 God already knows every intimate detail about me, who am I fooling?  Only myself.  God is our heavenly loving Father, he wants us to seek him (Deut. 4:29), to love him (Deut. 6:5), to cast all our burdens on him (Mat. 11:28-30), and to be friends with him (John 15:15). If I do not choose to be intimate with God, then God becomes a “Force” whom I either view to be manipulated, or to be displeased with me.  When he’s a “Force”, I falsely seek to please Him. It is false, because I don’t seek to please out of love for God or to bring Him glory.  In my twisted mind I think if I just do “enough” to keep God happy and keep some imaginary “good” classification before God, then everything is ok.*  But this is not ok!  When I do this I am being completely fake! In order to have a fully enriching and fruitful relationship with God, I need him to be my closest friend.  I need to do all the things I normally do with my closest friends: not be fake for starters, spend time with God, trust him, respect him, communicate (not just me talking all the time, but actually taking time to listen to him), not be controlling, not be duplicitous (Matthew 6:24), and even going through trials together which bring us closer.

When I take down my defenses and get real with God, I discover great freedom.  I find Proverbs 28:13 to be so true, “He who conceals his sins does not prosper, but whoever confesses and renounces them finds mercy.”  When I confess my sin, bluntly tell God my frustrations,** let him take my burdens, trust him with my future, seek him alone, and listen to him, I find so much peace.  Another perk of confessing my sin, is that I recognize I’m no more worthy than anybody else of God’s favor and grace.  With this recognition comes humility, which I don’t always possess a lot of, but humility is essential to be an instrument of God who calls us to love, love, love everyone.  Having pride, or selfishness, does not allow me to love to the full extent of which I am called by God.  (I read this devotion today, which talks of pride and humility and it spoke to my heart so feel free to check it out!) 

Abba Father, I am sorry for when I do not come to you in my times of need, forgive me of my pride.  Help me to lay down my pride and selfishness daily and instead take up humility and love.  Give me the energy and compassion to love others as you do Father.  Help me to recognize myself for the unworthy sinner that I am so that I can recognize my need of you, and so that I am not proud or judgmental.  Thanks for listening to me and loving me always. I am in absolute awe that you count me as your friend.



*By the way, this type of thinking fuels the lie that God likes you when you’re good and when you’re not then he doesn’t.  Instead, God’s love is steadfast and unchanging, and he loves us always.  When we believe the lie it prevents us from having the pure, intimate relationship with God that we are called to have.

**Yes, you can tell God when you’re ticked, either at him or others, and even use violent language if necessary.  Why? Because you’re being honest and real which is necessary for a healthy relationship with anyone.
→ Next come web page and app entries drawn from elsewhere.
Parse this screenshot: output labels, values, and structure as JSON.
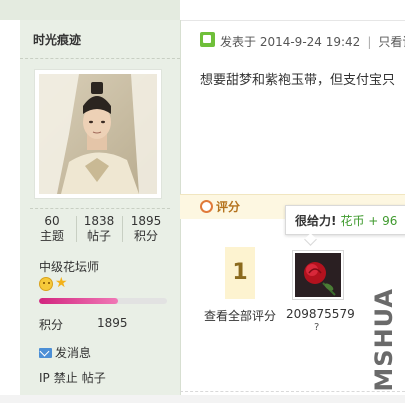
{
  "author": {
    "name": "时光痕迹",
    "stats": [
      {
        "value": "60",
        "label": "主题"
      },
      {
        "value": "1838",
        "label": "帖子"
      },
      {
        "value": "1895",
        "label": "积分"
      }
    ],
    "user_title": "中级花坛师",
    "level_progress": 0.62,
    "points_label": "积分",
    "points_value": "1895",
    "send_message": "发消息",
    "ip_ban": "IP",
    "ban_label": "禁止",
    "posts_label": "帖子"
  },
  "post": {
    "posted_at": "发表于 2014-9-24 19:42",
    "divider": "|",
    "view_prefix": "只看该",
    "text": "想要甜梦和紫袍玉带，但支付宝只"
  },
  "rating": {
    "title": "评分",
    "count": "1",
    "view_all": "查看全部评分",
    "rater_name": "209875579",
    "rater_name_tail": "?"
  },
  "tooltip": {
    "bold": "很给力!",
    "reward": "花币 + 96"
  },
  "watermark": "MSHUA",
  "colors": {
    "sidebar_bg": "#e9efe6",
    "rate_bar_bg": "#fdf7e1",
    "rate_title": "#b5731e",
    "level_fill": "#d2257f",
    "reward_green": "#3f9a2e"
  },
  "icons": {
    "post": "post-icon",
    "rate": "rate-circle-icon",
    "mail": "mail-icon",
    "medal_face": "smiley-medal-icon",
    "medal_star": "star-medal-icon"
  }
}
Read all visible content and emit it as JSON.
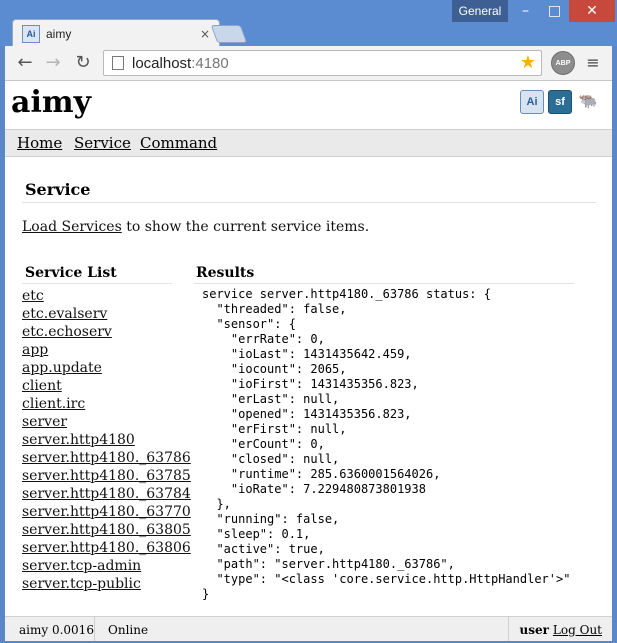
{
  "window": {
    "profile": "General",
    "min": "–",
    "max": "□",
    "close": "✕"
  },
  "tab": {
    "title": "aimy",
    "favicon_text": "Ai",
    "close": "×"
  },
  "toolbar": {
    "back": "←",
    "forward": "→",
    "reload": "↻",
    "url_host": "localhost",
    "url_port": ":4180",
    "star": "★",
    "abp": "ABP",
    "menu": "≡"
  },
  "page": {
    "site_title": "aimy",
    "header_icons": [
      "Ai",
      "sf",
      "🐃"
    ],
    "nav": [
      "Home",
      "Service",
      "Command"
    ],
    "section_title": "Service",
    "intro_link": "Load Services",
    "intro_text": " to show the current service items.",
    "list_title": "Service List",
    "services": [
      "etc",
      "etc.evalserv",
      "etc.echoserv",
      "app",
      "app.update",
      "client",
      "client.irc",
      "server",
      "server.http4180",
      "server.http4180._63786",
      "server.http4180._63785",
      "server.http4180._63784",
      "server.http4180._63770",
      "server.http4180._63805",
      "server.http4180._63806",
      "server.tcp-admin",
      "server.tcp-public"
    ],
    "results_title": "Results",
    "results_text": "service server.http4180._63786 status: {\n  \"threaded\": false,\n  \"sensor\": {\n    \"errRate\": 0,\n    \"ioLast\": 1431435642.459,\n    \"iocount\": 2065,\n    \"ioFirst\": 1431435356.823,\n    \"erLast\": null,\n    \"opened\": 1431435356.823,\n    \"erFirst\": null,\n    \"erCount\": 0,\n    \"closed\": null,\n    \"runtime\": 285.6360001564026,\n    \"ioRate\": 7.229480873801938\n  },\n  \"running\": false,\n  \"sleep\": 0.1,\n  \"active\": true,\n  \"path\": \"server.http4180._63786\",\n  \"type\": \"<class 'core.service.http.HttpHandler'>\"\n}"
  },
  "status": {
    "version": "aimy 0.0016",
    "state": "Online",
    "user": "user",
    "logout": "Log Out"
  }
}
Once you let your frustration out you’re more ready to move on and more willing to take God’s hand to help you up. If you don’t you may become embittered toward God.  If you look you’ll find many Psalmists (loudly) voiced their frustrations as well!